** Opening Data to use block **

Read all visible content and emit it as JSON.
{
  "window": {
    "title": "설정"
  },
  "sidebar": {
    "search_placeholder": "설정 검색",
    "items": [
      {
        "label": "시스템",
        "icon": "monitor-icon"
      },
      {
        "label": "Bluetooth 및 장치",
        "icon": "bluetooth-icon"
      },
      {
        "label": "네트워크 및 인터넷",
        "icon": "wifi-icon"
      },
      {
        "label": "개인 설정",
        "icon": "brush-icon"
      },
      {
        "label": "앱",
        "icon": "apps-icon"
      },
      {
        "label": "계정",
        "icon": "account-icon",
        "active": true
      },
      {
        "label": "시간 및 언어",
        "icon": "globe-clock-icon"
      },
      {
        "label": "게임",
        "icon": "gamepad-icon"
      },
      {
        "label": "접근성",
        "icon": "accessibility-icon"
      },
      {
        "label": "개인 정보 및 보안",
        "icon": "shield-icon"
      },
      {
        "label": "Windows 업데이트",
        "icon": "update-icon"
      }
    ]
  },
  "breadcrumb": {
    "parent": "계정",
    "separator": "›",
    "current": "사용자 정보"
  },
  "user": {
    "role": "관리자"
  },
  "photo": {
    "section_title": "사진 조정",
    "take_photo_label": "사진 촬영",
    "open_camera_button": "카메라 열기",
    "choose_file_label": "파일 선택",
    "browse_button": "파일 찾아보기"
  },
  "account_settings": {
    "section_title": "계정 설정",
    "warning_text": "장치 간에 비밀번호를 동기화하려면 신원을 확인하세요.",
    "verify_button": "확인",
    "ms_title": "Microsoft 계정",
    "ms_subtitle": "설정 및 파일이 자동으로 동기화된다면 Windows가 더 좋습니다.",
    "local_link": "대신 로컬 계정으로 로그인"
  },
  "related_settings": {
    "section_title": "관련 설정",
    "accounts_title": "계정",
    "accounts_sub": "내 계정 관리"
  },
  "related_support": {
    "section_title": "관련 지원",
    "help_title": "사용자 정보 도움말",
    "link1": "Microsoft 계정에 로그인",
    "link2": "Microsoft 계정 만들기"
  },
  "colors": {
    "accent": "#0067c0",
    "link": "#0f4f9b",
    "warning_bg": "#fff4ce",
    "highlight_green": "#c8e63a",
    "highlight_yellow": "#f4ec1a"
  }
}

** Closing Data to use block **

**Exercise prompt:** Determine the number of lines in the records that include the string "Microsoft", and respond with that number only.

**Task response:** 3